======== Recorded data ========
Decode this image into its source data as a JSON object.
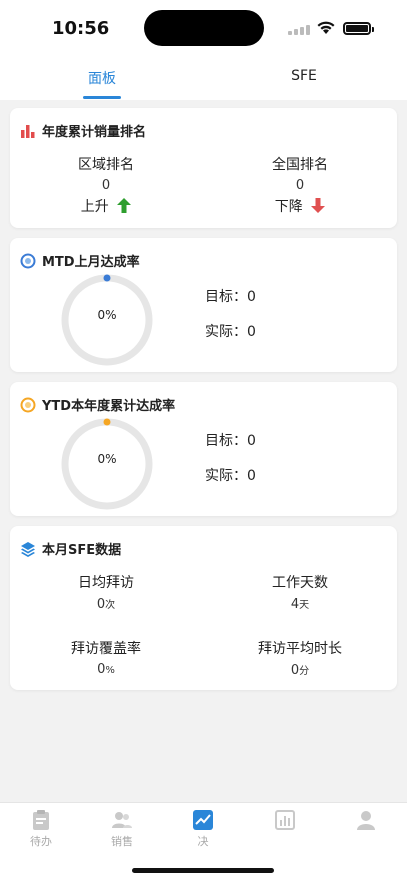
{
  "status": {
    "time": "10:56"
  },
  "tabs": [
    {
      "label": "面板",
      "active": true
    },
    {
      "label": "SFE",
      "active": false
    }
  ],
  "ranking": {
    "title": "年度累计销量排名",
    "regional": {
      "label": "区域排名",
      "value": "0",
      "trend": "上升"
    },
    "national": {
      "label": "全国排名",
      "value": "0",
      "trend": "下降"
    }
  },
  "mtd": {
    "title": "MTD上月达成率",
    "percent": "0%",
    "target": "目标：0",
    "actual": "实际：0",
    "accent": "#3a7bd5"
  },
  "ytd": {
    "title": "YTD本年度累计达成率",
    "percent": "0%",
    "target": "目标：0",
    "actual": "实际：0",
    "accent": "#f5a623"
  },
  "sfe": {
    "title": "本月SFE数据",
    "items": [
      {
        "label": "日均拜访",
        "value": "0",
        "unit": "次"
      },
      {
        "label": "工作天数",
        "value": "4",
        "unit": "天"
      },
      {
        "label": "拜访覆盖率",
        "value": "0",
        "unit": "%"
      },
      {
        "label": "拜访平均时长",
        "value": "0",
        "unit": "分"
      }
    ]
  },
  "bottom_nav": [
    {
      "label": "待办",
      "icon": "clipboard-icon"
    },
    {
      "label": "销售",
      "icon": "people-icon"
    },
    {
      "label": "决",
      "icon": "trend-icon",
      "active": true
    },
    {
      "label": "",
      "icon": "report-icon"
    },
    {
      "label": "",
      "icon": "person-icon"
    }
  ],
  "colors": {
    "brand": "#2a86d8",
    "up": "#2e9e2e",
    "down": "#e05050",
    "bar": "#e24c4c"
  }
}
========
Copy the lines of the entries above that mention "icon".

      "icon": "clipboard-icon"
      "icon": "people-icon"
      "icon": "trend-icon",
      "icon": "report-icon"
      "icon": "person-icon"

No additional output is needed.